My hands and feet are quite susceptible to getting cold and with the garments above I am comfy down to -10C/20 F.

2 rides in the Appalachian (Appalache) hills (keyword: hills!)



More hills.

Followed by a "Would you like some more hills?"

Yes it is late summer and driving to Plessisville to ride in the hills of the "Appalaches" south of town is on the menu.

This season I am investigating different routes into the hills for a clockwise direction ride.

Plessisville is on the flats of the St-Laurence river valley and the Applaches are in the Appalachian hills, going in a clockwise rode direction gives you several choices to enter the hills. Some of these are better (paved roads) than others.  My favorite entry point via Mont Apic ski hill and between St-Pierre-Baptiste and Inverness are still suffering from 4 km of road-reconstruction that remains unpaved (but rideable in a way that subtracts joy), while the big climb out of Lyster has a big dirt section on top of the hill, This is one of those ymmv decision, and some asphalt on these two roads would greatly improve the joy of cyclotourism.

For a counter-clockwise ride the only choice is via Ste-Sophie. There is no "easier version" of this direction's entry point into the hills. I like coming down the Ste-Sophie hill, so I generally ride this area clockwise.

Enough clock talk!

Parking in Plessisville has some advantages. There are good services (non-bike) and discount gourmet cheese (typically because after aging the cheese is slightly underweight) at the Saputo ice cream stand and cheese factory. 

This year I have taken the bike path east for a few Km and explored alternative routes south to the hills vs the traditional route of Rt 165 and Rang 10.  Mainly because I want an easy first 30 minutes to warm up the legs a bit more gradually. I still like Rang 10 and it gets down to business right away and next ride here will be this trad route.

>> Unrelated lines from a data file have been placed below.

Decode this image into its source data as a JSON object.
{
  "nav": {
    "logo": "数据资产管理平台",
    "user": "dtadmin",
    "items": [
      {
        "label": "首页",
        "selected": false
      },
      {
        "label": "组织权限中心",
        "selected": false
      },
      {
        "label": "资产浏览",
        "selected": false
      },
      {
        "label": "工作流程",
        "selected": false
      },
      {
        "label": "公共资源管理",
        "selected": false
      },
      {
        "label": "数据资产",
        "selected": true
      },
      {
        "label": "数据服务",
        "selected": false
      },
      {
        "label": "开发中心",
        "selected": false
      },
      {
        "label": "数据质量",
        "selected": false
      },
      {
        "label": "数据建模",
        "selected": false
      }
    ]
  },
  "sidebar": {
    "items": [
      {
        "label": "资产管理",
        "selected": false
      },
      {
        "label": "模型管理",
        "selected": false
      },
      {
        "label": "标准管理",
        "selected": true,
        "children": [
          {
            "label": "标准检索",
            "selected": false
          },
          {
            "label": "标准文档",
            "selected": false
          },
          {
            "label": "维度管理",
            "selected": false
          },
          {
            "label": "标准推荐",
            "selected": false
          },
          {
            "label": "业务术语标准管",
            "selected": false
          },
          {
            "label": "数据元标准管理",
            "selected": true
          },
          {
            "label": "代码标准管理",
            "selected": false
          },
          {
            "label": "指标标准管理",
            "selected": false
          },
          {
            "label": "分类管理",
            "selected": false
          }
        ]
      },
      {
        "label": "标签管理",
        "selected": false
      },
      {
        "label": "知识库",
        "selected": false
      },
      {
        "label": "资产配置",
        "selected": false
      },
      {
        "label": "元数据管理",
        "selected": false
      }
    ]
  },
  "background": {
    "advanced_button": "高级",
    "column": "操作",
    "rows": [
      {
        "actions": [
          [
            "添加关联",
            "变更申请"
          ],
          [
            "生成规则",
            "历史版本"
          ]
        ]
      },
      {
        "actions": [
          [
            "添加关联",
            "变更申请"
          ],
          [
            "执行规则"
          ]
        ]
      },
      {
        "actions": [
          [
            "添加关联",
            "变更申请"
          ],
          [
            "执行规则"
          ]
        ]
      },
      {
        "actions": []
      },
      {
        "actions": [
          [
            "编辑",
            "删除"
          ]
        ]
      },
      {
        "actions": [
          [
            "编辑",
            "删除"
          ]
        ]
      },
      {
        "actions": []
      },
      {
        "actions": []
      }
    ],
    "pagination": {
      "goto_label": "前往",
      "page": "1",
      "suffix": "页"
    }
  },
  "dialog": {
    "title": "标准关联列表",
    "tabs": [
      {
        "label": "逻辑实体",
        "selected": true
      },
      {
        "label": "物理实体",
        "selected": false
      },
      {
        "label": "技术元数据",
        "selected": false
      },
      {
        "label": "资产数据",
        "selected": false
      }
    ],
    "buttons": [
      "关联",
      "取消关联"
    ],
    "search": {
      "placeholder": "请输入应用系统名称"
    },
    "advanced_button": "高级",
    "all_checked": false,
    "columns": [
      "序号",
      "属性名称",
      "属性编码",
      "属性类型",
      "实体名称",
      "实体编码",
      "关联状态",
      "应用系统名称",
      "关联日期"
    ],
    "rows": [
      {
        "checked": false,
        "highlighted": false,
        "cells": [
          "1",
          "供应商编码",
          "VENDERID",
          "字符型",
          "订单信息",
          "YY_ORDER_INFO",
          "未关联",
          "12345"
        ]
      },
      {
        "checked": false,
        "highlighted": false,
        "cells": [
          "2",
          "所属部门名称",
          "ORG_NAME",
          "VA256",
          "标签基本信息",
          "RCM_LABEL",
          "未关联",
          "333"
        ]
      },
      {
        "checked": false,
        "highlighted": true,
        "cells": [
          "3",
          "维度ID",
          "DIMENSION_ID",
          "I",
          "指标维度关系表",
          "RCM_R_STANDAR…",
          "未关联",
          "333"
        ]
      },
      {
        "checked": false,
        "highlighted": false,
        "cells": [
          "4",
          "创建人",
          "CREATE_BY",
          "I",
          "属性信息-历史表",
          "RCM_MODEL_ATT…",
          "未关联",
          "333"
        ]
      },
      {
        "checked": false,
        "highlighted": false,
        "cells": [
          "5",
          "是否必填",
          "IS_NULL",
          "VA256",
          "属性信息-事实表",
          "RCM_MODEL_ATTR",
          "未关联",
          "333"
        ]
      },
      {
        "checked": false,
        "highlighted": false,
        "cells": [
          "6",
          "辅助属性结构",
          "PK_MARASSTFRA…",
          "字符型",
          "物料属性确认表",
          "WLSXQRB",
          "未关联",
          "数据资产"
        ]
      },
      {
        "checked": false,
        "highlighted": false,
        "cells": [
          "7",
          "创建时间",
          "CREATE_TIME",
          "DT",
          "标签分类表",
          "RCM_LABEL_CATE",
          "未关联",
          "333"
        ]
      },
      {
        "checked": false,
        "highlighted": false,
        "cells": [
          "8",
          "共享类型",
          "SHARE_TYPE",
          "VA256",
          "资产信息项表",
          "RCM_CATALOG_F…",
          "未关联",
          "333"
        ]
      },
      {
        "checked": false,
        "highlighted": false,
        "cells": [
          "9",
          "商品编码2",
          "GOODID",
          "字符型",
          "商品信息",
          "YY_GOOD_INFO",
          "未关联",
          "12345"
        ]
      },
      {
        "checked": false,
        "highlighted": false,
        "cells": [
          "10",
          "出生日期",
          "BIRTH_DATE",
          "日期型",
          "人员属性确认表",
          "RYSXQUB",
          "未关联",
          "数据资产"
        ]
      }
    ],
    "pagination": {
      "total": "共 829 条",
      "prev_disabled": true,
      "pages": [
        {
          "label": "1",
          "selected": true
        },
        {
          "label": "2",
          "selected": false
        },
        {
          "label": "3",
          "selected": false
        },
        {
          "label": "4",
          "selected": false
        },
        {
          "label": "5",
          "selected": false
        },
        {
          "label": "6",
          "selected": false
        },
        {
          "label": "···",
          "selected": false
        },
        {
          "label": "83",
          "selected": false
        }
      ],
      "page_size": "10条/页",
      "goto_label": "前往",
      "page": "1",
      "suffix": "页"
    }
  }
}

Some things I like about riding here

historic roads Chemins Craig and Gosford were the first roads built between original Canada capital of Quebec City and to the USA for the 7-day stagecoach voyage from Quebec to Boston.
Scenic in a Vermont kind of way.
Most of the ride's roads are of the quiet country road variety.

The first ride last week was more of the traditional quiet country road variety. Yesterday's ride south to Thetford Mines (aka Thetford) was on two numbered highways - not busy ones but still not super quiet. The Rt 265 also had construction at two sections, which sucked but is only temporary and will not be a problem in future years.

So I would say that my traditional ride here through the quiet country roads of Chemins Gosford and Craig roads is my favorite version of the ride by a big margin. Even with the un-paved road between St-Pierre-Baptiste and Inverness (please please pave this road. The road rebuilding was finished two years ago!).

One historical fact going here is that the region was first opened up (aka colonized) by the first wave of immigrants to Canada from the British Isles. This is reflected in the english names of towns and several ghost towns with only now-historical churches and cemeteries remaining. These make great rest stops!

Another fact is that there are hilltop towns. Ok, maybe not towns but villages. Ok, maybe not towns OR villages, but definitely hamlets. I am speaking of St-Julien and Vianney. Both are tiny villages perched on top of hills that we do short out-and-back sections to add some spice to the ride. Also as they are near the end of the ride, we want the fun to continue for as long as possible and these short out-and-backs are great fun, and mandatory!